→ ACTIVITY
Output every entry exactly as it appears.

→ SOURCE MATERIAL

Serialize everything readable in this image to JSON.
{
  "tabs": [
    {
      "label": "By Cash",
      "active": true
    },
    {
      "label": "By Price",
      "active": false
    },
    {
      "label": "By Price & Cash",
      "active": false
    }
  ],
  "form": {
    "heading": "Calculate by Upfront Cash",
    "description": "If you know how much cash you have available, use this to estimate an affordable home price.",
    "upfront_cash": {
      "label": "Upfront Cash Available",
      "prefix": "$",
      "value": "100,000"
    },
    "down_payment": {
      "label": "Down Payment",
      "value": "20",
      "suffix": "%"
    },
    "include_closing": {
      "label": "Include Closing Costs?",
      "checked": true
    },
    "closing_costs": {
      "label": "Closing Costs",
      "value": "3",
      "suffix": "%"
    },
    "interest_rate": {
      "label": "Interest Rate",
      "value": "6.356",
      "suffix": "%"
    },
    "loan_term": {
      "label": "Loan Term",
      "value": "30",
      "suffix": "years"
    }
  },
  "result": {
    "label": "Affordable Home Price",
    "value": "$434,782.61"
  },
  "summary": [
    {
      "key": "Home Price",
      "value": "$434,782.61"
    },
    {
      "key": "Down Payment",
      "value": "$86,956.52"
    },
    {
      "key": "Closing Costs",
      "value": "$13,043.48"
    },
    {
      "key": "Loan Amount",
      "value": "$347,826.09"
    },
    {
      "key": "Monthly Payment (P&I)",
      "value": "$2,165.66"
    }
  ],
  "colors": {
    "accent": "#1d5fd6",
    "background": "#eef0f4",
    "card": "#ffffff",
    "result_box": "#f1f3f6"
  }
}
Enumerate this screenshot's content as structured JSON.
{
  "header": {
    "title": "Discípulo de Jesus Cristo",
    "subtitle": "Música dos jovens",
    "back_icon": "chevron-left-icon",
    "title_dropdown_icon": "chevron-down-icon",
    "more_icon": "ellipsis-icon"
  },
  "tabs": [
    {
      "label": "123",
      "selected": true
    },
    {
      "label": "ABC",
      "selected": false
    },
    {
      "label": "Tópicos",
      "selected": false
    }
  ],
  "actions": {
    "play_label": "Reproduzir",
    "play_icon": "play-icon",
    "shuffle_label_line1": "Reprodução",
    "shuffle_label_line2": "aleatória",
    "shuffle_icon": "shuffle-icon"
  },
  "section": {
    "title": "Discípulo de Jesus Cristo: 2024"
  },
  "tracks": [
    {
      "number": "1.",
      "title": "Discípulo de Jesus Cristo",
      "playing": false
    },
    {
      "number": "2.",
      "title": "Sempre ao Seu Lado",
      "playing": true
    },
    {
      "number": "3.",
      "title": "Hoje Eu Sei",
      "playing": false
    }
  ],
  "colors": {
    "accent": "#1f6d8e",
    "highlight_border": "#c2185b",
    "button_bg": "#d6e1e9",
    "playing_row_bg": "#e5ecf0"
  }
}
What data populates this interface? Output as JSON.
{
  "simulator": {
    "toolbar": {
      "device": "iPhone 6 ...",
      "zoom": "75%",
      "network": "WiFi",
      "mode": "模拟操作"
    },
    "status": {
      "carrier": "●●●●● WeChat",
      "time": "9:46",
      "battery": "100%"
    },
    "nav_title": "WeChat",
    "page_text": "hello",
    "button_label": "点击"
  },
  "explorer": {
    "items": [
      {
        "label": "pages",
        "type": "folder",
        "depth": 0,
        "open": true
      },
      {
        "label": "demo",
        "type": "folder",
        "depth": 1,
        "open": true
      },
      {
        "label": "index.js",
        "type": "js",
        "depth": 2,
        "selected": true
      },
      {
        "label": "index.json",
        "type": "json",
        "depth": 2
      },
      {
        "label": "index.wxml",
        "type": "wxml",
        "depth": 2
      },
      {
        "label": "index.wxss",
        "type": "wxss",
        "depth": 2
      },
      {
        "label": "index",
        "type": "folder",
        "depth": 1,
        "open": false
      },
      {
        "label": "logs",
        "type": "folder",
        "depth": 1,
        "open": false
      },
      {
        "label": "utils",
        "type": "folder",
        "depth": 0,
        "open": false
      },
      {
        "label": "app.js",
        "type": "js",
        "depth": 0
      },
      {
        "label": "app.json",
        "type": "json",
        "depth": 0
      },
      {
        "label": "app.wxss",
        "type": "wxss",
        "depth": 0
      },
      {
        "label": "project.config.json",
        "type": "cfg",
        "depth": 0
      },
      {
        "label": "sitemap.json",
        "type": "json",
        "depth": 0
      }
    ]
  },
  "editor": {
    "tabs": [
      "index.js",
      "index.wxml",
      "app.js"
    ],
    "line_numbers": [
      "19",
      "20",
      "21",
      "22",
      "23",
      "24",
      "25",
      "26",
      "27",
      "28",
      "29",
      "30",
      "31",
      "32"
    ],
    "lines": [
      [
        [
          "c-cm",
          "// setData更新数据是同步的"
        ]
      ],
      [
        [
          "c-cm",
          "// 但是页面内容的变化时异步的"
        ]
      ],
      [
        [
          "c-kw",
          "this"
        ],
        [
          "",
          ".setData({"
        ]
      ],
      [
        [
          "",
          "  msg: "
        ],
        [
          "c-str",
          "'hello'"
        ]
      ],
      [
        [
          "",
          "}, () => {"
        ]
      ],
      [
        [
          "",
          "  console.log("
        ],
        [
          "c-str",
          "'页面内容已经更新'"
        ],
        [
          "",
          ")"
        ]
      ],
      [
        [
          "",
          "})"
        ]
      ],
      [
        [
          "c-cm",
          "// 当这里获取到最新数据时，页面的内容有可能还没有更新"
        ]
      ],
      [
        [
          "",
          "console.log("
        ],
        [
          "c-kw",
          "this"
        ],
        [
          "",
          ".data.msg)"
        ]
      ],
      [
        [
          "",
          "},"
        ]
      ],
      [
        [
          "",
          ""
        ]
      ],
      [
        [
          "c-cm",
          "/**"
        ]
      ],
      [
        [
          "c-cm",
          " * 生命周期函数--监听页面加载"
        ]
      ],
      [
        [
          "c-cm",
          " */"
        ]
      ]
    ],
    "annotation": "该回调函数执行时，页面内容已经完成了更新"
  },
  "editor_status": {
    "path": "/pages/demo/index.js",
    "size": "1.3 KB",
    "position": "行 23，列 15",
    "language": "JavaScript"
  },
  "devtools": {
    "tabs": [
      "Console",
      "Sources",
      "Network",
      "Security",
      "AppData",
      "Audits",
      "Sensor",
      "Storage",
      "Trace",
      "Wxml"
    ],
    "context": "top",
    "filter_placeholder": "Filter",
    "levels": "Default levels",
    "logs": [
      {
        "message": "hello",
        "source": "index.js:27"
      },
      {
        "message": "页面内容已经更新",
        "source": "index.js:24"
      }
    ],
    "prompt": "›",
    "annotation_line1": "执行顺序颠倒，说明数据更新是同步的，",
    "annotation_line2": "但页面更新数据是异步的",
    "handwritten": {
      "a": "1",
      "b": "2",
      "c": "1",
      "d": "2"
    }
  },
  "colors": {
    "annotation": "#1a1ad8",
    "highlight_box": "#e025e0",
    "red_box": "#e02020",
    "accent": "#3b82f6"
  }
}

→ WRITTEN SOLUTION
Serialize everything readable in this image to JSON.
{
  "tabs": [
    {
      "label": "By Cash",
      "active": true
    },
    {
      "label": "By Price",
      "active": false
    },
    {
      "label": "By Price & Cash",
      "active": false
    }
  ],
  "form": {
    "heading": "Calculate by Upfront Cash",
    "description": "If you know how much cash you have available, use this to estimate an affordable home price.",
    "upfront_cash": {
      "label": "Upfront Cash Available",
      "prefix": "$",
      "value": "100,000"
    },
    "down_payment": {
      "label": "Down Payment",
      "value": "20",
      "suffix": "%"
    },
    "include_closing": {
      "label": "Include Closing Costs?",
      "checked": true
    },
    "closing_costs": {
      "label": "Closing Costs",
      "value": "3",
      "suffix": "%"
    },
    "interest_rate": {
      "label": "Interest Rate",
      "value": "6.356",
      "suffix": "%"
    },
    "loan_term": {
      "label": "Loan Term",
      "value": "30",
      "suffix": "years"
    }
  },
  "result": {
    "label": "Affordable Home Price",
    "value": "$434,782.61"
  },
  "summary": [
    {
      "key": "Home Price",
      "value": "$434,782.61"
    },
    {
      "key": "Down Payment",
      "value": "$86,956.52"
    },
    {
      "key": "Closing Costs",
      "value": "$13,043.48"
    },
    {
      "key": "Loan Amount",
      "value": "$347,826.09"
    },
    {
      "key": "Monthly Payment (P&I)",
      "value": "$2,165.66"
    }
  ],
  "colors": {
    "accent": "#1d5fd6",
    "background": "#eef0f4",
    "card": "#ffffff",
    "result_box": "#f1f3f6"
  }
}
Enumerate this screenshot's content as structured JSON.
{
  "header": {
    "title": "Discípulo de Jesus Cristo",
    "subtitle": "Música dos jovens",
    "back_icon": "chevron-left-icon",
    "title_dropdown_icon": "chevron-down-icon",
    "more_icon": "ellipsis-icon"
  },
  "tabs": [
    {
      "label": "123",
      "selected": true
    },
    {
      "label": "ABC",
      "selected": false
    },
    {
      "label": "Tópicos",
      "selected": false
    }
  ],
  "actions": {
    "play_label": "Reproduzir",
    "play_icon": "play-icon",
    "shuffle_label_line1": "Reprodução",
    "shuffle_label_line2": "aleatória",
    "shuffle_icon": "shuffle-icon"
  },
  "section": {
    "title": "Discípulo de Jesus Cristo: 2024"
  },
  "tracks": [
    {
      "number": "1.",
      "title": "Discípulo de Jesus Cristo",
      "playing": false
    },
    {
      "number": "2.",
      "title": "Sempre ao Seu Lado",
      "playing": true
    },
    {
      "number": "3.",
      "title": "Hoje Eu Sei",
      "playing": false
    }
  ],
  "colors": {
    "accent": "#1f6d8e",
    "highlight_border": "#c2185b",
    "button_bg": "#d6e1e9",
    "playing_row_bg": "#e5ecf0"
  }
}
What data populates this interface? Output as JSON.
{
  "simulator": {
    "toolbar": {
      "device": "iPhone 6 ...",
      "zoom": "75%",
      "network": "WiFi",
      "mode": "模拟操作"
    },
    "status": {
      "carrier": "●●●●● WeChat",
      "time": "9:46",
      "battery": "100%"
    },
    "nav_title": "WeChat",
    "page_text": "hello",
    "button_label": "点击"
  },
  "explorer": {
    "items": [
      {
        "label": "pages",
        "type": "folder",
        "depth": 0,
        "open": true
      },
      {
        "label": "demo",
        "type": "folder",
        "depth": 1,
        "open": true
      },
      {
        "label": "index.js",
        "type": "js",
        "depth": 2,
        "selected": true
      },
      {
        "label": "index.json",
        "type": "json",
        "depth": 2
      },
      {
        "label": "index.wxml",
        "type": "wxml",
        "depth": 2
      },
      {
        "label": "index.wxss",
        "type": "wxss",
        "depth": 2
      },
      {
        "label": "index",
        "type": "folder",
        "depth": 1,
        "open": false
      },
      {
        "label": "logs",
        "type": "folder",
        "depth": 1,
        "open": false
      },
      {
        "label": "utils",
        "type": "folder",
        "depth": 0,
        "open": false
      },
      {
        "label": "app.js",
        "type": "js",
        "depth": 0
      },
      {
        "label": "app.json",
        "type": "json",
        "depth": 0
      },
      {
        "label": "app.wxss",
        "type": "wxss",
        "depth": 0
      },
      {
        "label": "project.config.json",
        "type": "cfg",
        "depth": 0
      },
      {
        "label": "sitemap.json",
        "type": "json",
        "depth": 0
      }
    ]
  },
  "editor": {
    "tabs": [
      "index.js",
      "index.wxml",
      "app.js"
    ],
    "line_numbers": [
      "19",
      "20",
      "21",
      "22",
      "23",
      "24",
      "25",
      "26",
      "27",
      "28",
      "29",
      "30",
      "31",
      "32"
    ],
    "lines": [
      [
        [
          "c-cm",
          "// setData更新数据是同步的"
        ]
      ],
      [
        [
          "c-cm",
          "// 但是页面内容的变化时异步的"
        ]
      ],
      [
        [
          "c-kw",
          "this"
        ],
        [
          "",
          ".setData({"
        ]
      ],
      [
        [
          "",
          "  msg: "
        ],
        [
          "c-str",
          "'hello'"
        ]
      ],
      [
        [
          "",
          "}, () => {"
        ]
      ],
      [
        [
          "",
          "  console.log("
        ],
        [
          "c-str",
          "'页面内容已经更新'"
        ],
        [
          "",
          ")"
        ]
      ],
      [
        [
          "",
          "})"
        ]
      ],
      [
        [
          "c-cm",
          "// 当这里获取到最新数据时，页面的内容有可能还没有更新"
        ]
      ],
      [
        [
          "",
          "console.log("
        ],
        [
          "c-kw",
          "this"
        ],
        [
          "",
          ".data.msg)"
        ]
      ],
      [
        [
          "",
          "},"
        ]
      ],
      [
        [
          "",
          ""
        ]
      ],
      [
        [
          "c-cm",
          "/**"
        ]
      ],
      [
        [
          "c-cm",
          " * 生命周期函数--监听页面加载"
        ]
      ],
      [
        [
          "c-cm",
          " */"
        ]
      ]
    ],
    "annotation": "该回调函数执行时，页面内容已经完成了更新"
  },
  "editor_status": {
    "path": "/pages/demo/index.js",
    "size": "1.3 KB",
    "position": "行 23，列 15",
    "language": "JavaScript"
  },
  "devtools": {
    "tabs": [
      "Console",
      "Sources",
      "Network",
      "Security",
      "AppData",
      "Audits",
      "Sensor",
      "Storage",
      "Trace",
      "Wxml"
    ],
    "context": "top",
    "filter_placeholder": "Filter",
    "levels": "Default levels",
    "logs": [
      {
        "message": "hello",
        "source": "index.js:27"
      },
      {
        "message": "页面内容已经更新",
        "source": "index.js:24"
      }
    ],
    "prompt": "›",
    "annotation_line1": "执行顺序颠倒，说明数据更新是同步的，",
    "annotation_line2": "但页面更新数据是异步的",
    "handwritten": {
      "a": "1",
      "b": "2",
      "c": "1",
      "d": "2"
    }
  },
  "colors": {
    "annotation": "#1a1ad8",
    "highlight_box": "#e025e0",
    "red_box": "#e02020",
    "accent": "#3b82f6"
  }
}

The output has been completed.